The divergence between the two becomes particularly obvious in the context of the drafting of Islamic legislation that is intended to reflect historic and traditional Islamic rules. A particularly important example of this lies in the subject of examination of this Article—the recently promulgated draft “Ja’fari Personal Status Code” in Iraq, designed to rewrite the rules of personal status (encompassing primarily family law, wills and inheritance) for Iraq’s Shi’i population. The goal was ostensibly to bring those rules into conformity with long established Shi’i juristic interpretations of Islam’s sacred texts, in a Sunni dominated state that had spent decades repressing Shi’i jurists and marginalizing the rules they promulgated.
Given the motivations of the project (to comply with a longstanding Shi’i demand to change the law to conform more closely to juristic rules), and given that within Shi’ism, the juristic rules are pronounced by modern authorities who continue to retain extremely high levels of legitimacy, one would expect that faithful and close adherence to religious rules would follow in this context if no other. Yet no such faithful adherence is found, and in fact the divergence from doctrine is so stark that the jurists themselves ultimately denounced the draft.
Using examples such as prostitution, child marriage, slavery and female genital mutilation, the Article demonstrates the manner in which the draft Code diverges in significant ways from historic Shi’i doctrine in order to defer to preferences and commitments of socially conservative traditionalists who would otherwise claim adherence to the doctrine. It also shows that this sort of deference is exercised not only by lawmakers who seek to curry favor with conservative constituents, but that even the jurists themselves often downplay or obfuscate their own rules when they are aware that such rules are unlikely to be received with very much enthusiasm by the devout who profess, but do not practice, absolute devotion to them.

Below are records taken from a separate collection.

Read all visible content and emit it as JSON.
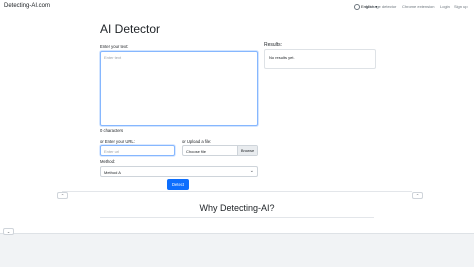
{
  "header": {
    "brand": "Detecting-AI.com",
    "language": "English",
    "language_caret": "▾",
    "nav": [
      "AI image detector",
      "Chrome extension",
      "Login",
      "Sign up"
    ]
  },
  "main": {
    "title": "AI Detector",
    "text_label": "Enter your text:",
    "text_placeholder": "Enter text",
    "char_count": "0 characters",
    "url_label": "or Enter your URL:",
    "url_placeholder": "Enter url",
    "file_label": "or Upload a file:",
    "file_button": "Choose file",
    "browse_label": "Browse",
    "method_label": "Method:",
    "method_value": "Method A",
    "detect_button": "Detect"
  },
  "results": {
    "label": "Results:",
    "empty_text": "No results yet."
  },
  "section": {
    "title": "Why Detecting-AI?"
  },
  "colors": {
    "primary": "#0d6efd",
    "focus_border": "#86b7fe",
    "muted": "#6c757d"
  },
  "icons": {
    "collapse_up": "chevron-up-icon",
    "collapse_down": "chevron-down-icon",
    "language": "globe-icon"
  }
}
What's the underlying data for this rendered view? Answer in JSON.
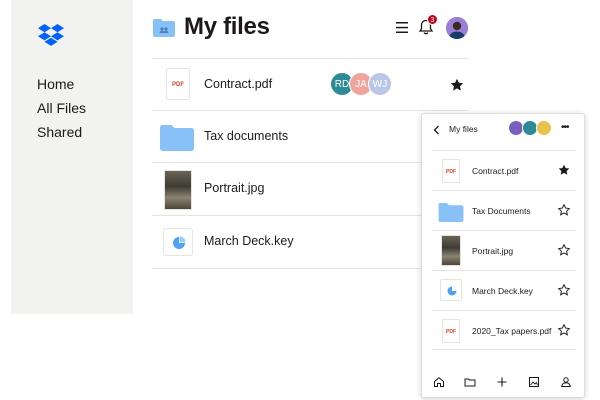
{
  "app": {
    "page_title": "My files",
    "notification_count": "3"
  },
  "sidebar": {
    "items": [
      {
        "label": "Home"
      },
      {
        "label": "All Files"
      },
      {
        "label": "Shared"
      }
    ]
  },
  "files": [
    {
      "name": "Contract.pdf",
      "type": "pdf",
      "thumb_label": "PDF",
      "starred": true,
      "collaborators": [
        {
          "initials": "RD",
          "color": "#2d8a96"
        },
        {
          "initials": "JA",
          "color": "#f0a39a"
        },
        {
          "initials": "WJ",
          "color": "#b9c7e6"
        }
      ]
    },
    {
      "name": "Tax documents",
      "type": "folder",
      "starred": false
    },
    {
      "name": "Portrait.jpg",
      "type": "image",
      "starred": false
    },
    {
      "name": "March Deck.key",
      "type": "keynote",
      "starred": false
    }
  ],
  "mobile": {
    "title": "My files",
    "members": [
      {
        "color": "#7a5fc0"
      },
      {
        "color": "#2d8a96"
      },
      {
        "color": "#e8c34a"
      }
    ],
    "files": [
      {
        "name": "Contract.pdf",
        "type": "pdf",
        "thumb_label": "PDF",
        "starred": true
      },
      {
        "name": "Tax Documents",
        "type": "folder",
        "starred": false
      },
      {
        "name": "Portrait.jpg",
        "type": "image",
        "starred": false
      },
      {
        "name": "March Deck.key",
        "type": "keynote",
        "starred": false
      },
      {
        "name": "2020_Tax papers.pdf",
        "type": "pdf",
        "thumb_label": "PDF",
        "starred": false
      }
    ]
  },
  "colors": {
    "brand": "#0061fe",
    "folder": "#88c1f8",
    "sidebar_bg": "#f2f2f1",
    "badge": "#c4001a"
  }
}
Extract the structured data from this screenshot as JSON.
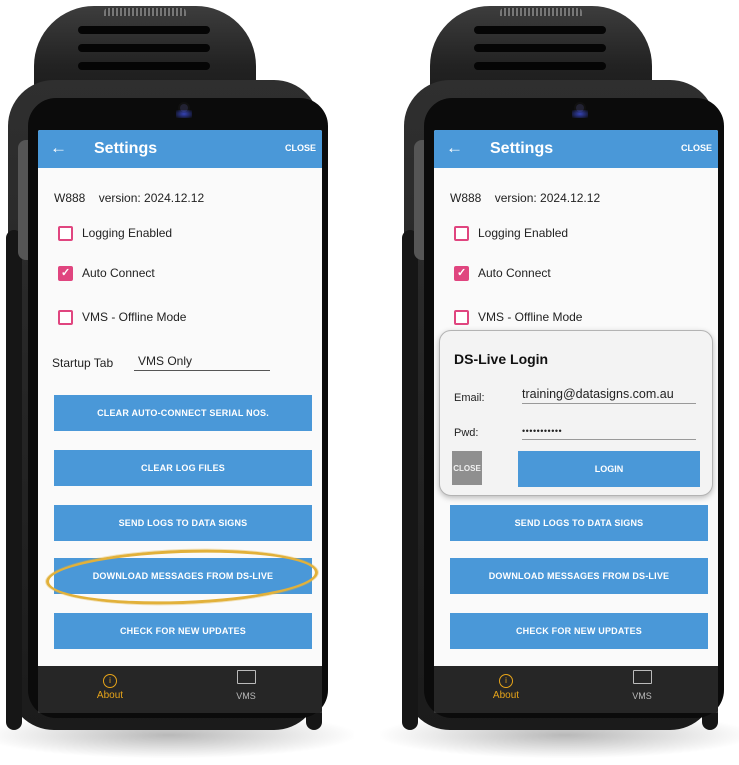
{
  "screens": [
    {
      "app_bar": {
        "back_glyph": "←",
        "title": "Settings",
        "close_label": "CLOSE"
      },
      "device": {
        "model": "W888",
        "version": "version: 2024.12.12"
      },
      "options": [
        {
          "label": "Logging Enabled",
          "checked": false
        },
        {
          "label": "Auto Connect",
          "checked": true
        },
        {
          "label": "VMS - Offline Mode",
          "checked": false
        }
      ],
      "startup_tab": {
        "label": "Startup Tab",
        "value": "VMS Only"
      },
      "buttons": [
        "CLEAR AUTO-CONNECT SERIAL NOS.",
        "CLEAR LOG FILES",
        "SEND LOGS TO DATA SIGNS",
        "DOWNLOAD MESSAGES FROM DS-LIVE",
        "CHECK FOR NEW UPDATES"
      ],
      "nav": {
        "about_label": "About",
        "vms_label": "VMS",
        "about_icon": "info-icon",
        "vms_icon": "monitor-icon"
      }
    },
    {
      "app_bar": {
        "back_glyph": "←",
        "title": "Settings",
        "close_label": "CLOSE"
      },
      "device": {
        "model": "W888",
        "version": "version: 2024.12.12"
      },
      "options": [
        {
          "label": "Logging Enabled",
          "checked": false
        },
        {
          "label": "Auto Connect",
          "checked": true
        },
        {
          "label": "VMS - Offline Mode",
          "checked": false
        }
      ],
      "buttons": [
        "SEND LOGS TO DATA SIGNS",
        "DOWNLOAD MESSAGES FROM DS-LIVE",
        "CHECK FOR NEW UPDATES"
      ],
      "dialog": {
        "title": "DS-Live Login",
        "email_label": "Email:",
        "email_value": "training@datasigns.com.au",
        "pwd_label": "Pwd:",
        "pwd_value": "•••••••••••",
        "close_label": "CLOSE",
        "login_label": "LOGIN"
      },
      "nav": {
        "about_label": "About",
        "vms_label": "VMS",
        "about_icon": "info-icon",
        "vms_icon": "monitor-icon"
      }
    }
  ],
  "colors": {
    "app_bar": "#4a98d8",
    "checkbox": "#e0457f",
    "highlight": "#e2b13a",
    "nav_active": "#e7a419",
    "nav_bg": "#262626"
  }
}
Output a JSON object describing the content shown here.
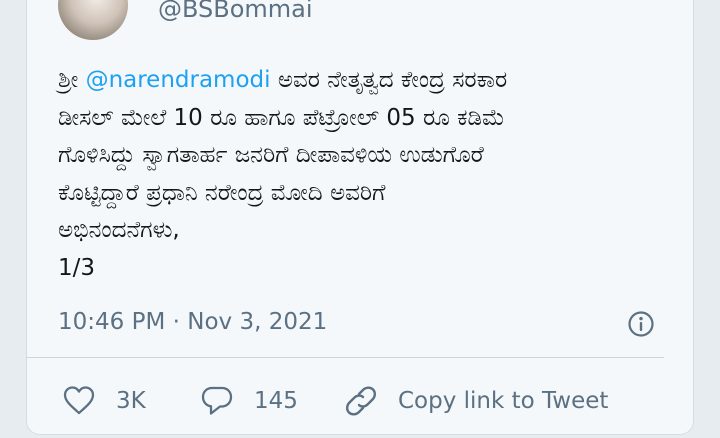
{
  "tweet": {
    "handle": "@BSBommai",
    "text_lines": [
      {
        "prefix": "ಶ್ರೀ ",
        "mention": "@narendramodi",
        "suffix": " ಅವರ ನೇತೃತ್ವದ ಕೇಂದ್ರ ಸರಕಾರ"
      },
      "ಡೀಸಲ್ ಮೇಲೆ 10 ರೂ ಹಾಗೂ ಪೆಟ್ರೋಲ್ 05 ರೂ ಕಡಿಮೆ",
      "ಗೊಳಿಸಿದ್ದು ಸ್ವಾಗತಾರ್ಹ ಜನರಿಗೆ ದೀಪಾವಳಿಯ ಉಡುಗೊರೆ",
      "ಕೊಟ್ಟಿದ್ದಾರೆ ಪ್ರಧಾನಿ ನರೇಂದ್ರ ಮೋದಿ ಅವರಿಗೆ",
      "ಅಭಿನಂದನೆಗಳು,",
      "1/3"
    ],
    "timestamp": "10:46 PM · Nov 3, 2021"
  },
  "actions": {
    "like": {
      "icon": "heart-icon",
      "count": "3K"
    },
    "reply": {
      "icon": "comment-icon",
      "count": "145"
    },
    "copy_link": {
      "icon": "link-icon",
      "label": "Copy link to Tweet"
    }
  },
  "info": {
    "icon": "info-icon"
  },
  "colors": {
    "background": "#e6ecf0",
    "card": "#f5f8fa",
    "text": "#14171a",
    "secondary": "#5b7083",
    "link": "#1da1f2"
  }
}
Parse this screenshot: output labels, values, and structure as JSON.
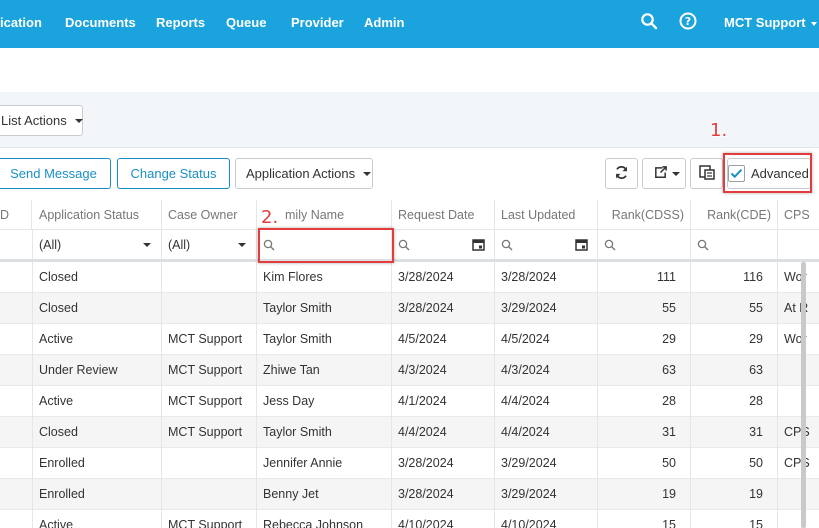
{
  "nav": {
    "items": [
      "ication",
      "Documents",
      "Reports",
      "Queue",
      "Provider",
      "Admin"
    ],
    "user": "MCT Support"
  },
  "list_actions": {
    "label": "List Actions"
  },
  "toolbar": {
    "send_message": "Send Message",
    "change_status": "Change Status",
    "application_actions": "Application Actions",
    "advanced_label": "Advanced",
    "advanced_checked": true
  },
  "annotations": {
    "step1": "1.",
    "step2": "2."
  },
  "grid": {
    "columns": [
      "D",
      "Application Status",
      "Case Owner",
      "mily Name",
      "Request Date",
      "Last Updated",
      "Rank(CDSS)",
      "Rank(CDE)",
      "CPS"
    ],
    "filters": {
      "status": "(All)",
      "owner": "(All)"
    },
    "rows": [
      [
        "Closed",
        "",
        "Kim Flores",
        "3/28/2024",
        "3/28/2024",
        "111",
        "116",
        "Wor"
      ],
      [
        "Closed",
        "",
        "Taylor Smith",
        "3/28/2024",
        "3/29/2024",
        "55",
        "55",
        "At R"
      ],
      [
        "Active",
        "MCT Support",
        "Taylor Smith",
        "4/5/2024",
        "4/5/2024",
        "29",
        "29",
        "Wor"
      ],
      [
        "Under Review",
        "MCT Support",
        "Zhiwe Tan",
        "4/3/2024",
        "4/3/2024",
        "63",
        "63",
        ""
      ],
      [
        "Active",
        "MCT Support",
        "Jess Day",
        "4/1/2024",
        "4/4/2024",
        "28",
        "28",
        ""
      ],
      [
        "Closed",
        "MCT Support",
        "Taylor Smith",
        "4/4/2024",
        "4/4/2024",
        "31",
        "31",
        "CPS"
      ],
      [
        "Enrolled",
        "",
        "Jennifer Annie",
        "3/28/2024",
        "3/29/2024",
        "50",
        "50",
        "CPS"
      ],
      [
        "Enrolled",
        "",
        "Benny Jet",
        "3/28/2024",
        "3/29/2024",
        "19",
        "19",
        ""
      ],
      [
        "Active",
        "MCT Support",
        "Rebecca Johnson",
        "4/10/2024",
        "4/10/2024",
        "15",
        "15",
        ""
      ]
    ]
  }
}
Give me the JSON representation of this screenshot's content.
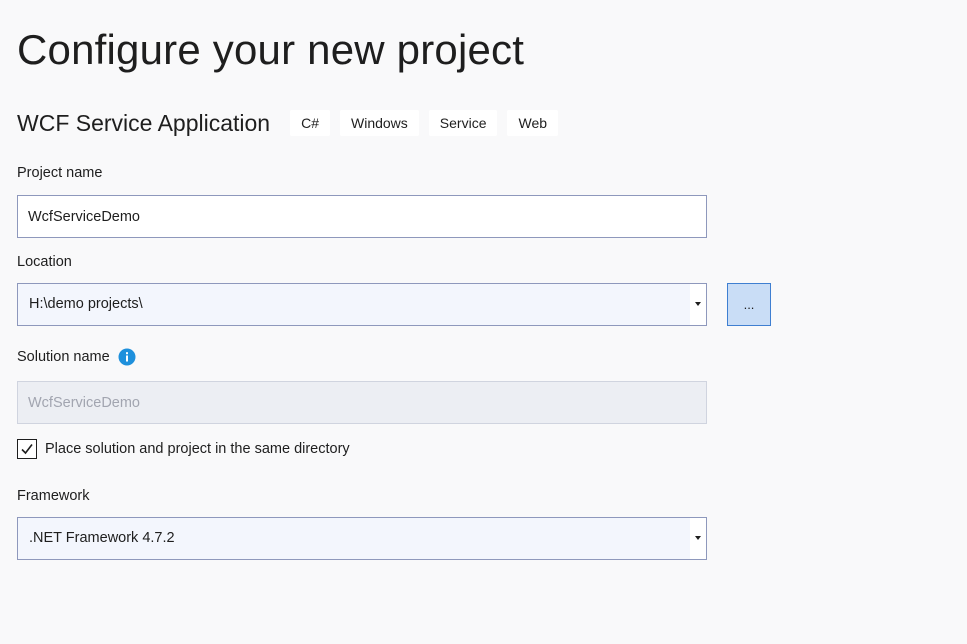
{
  "page": {
    "title": "Configure your new project"
  },
  "template": {
    "name": "WCF Service Application",
    "tags": [
      "C#",
      "Windows",
      "Service",
      "Web"
    ]
  },
  "project_name": {
    "label": "Project name",
    "value": "WcfServiceDemo"
  },
  "location": {
    "label": "Location",
    "value": "H:\\demo projects\\",
    "browse_label": "..."
  },
  "solution_name": {
    "label": "Solution name",
    "value": "WcfServiceDemo",
    "info_icon": "info-icon"
  },
  "same_directory": {
    "label": "Place solution and project in the same directory",
    "checked": true
  },
  "framework": {
    "label": "Framework",
    "value": ".NET Framework 4.7.2"
  },
  "colors": {
    "background": "#f9f9fa",
    "accent": "#1e90dc",
    "input_border": "#8e98bc",
    "browse_bg": "#c9ddf6",
    "browse_border": "#3f7fd1"
  }
}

The Article concludes with the observation that the perduring notion that conservatives seek “strict”, “pure” or “literalist” shari’a, while liberals wish to “reform” it is not only false, but also dangerous. This broad presumptive equivalence between close adherence to shari’a and Muslim social conservatism privileges the ideological preferences of the social conservative over those of the liberal in a manner that renders it all the more difficult to engage in meaningful religious reform within the Islamic tradition.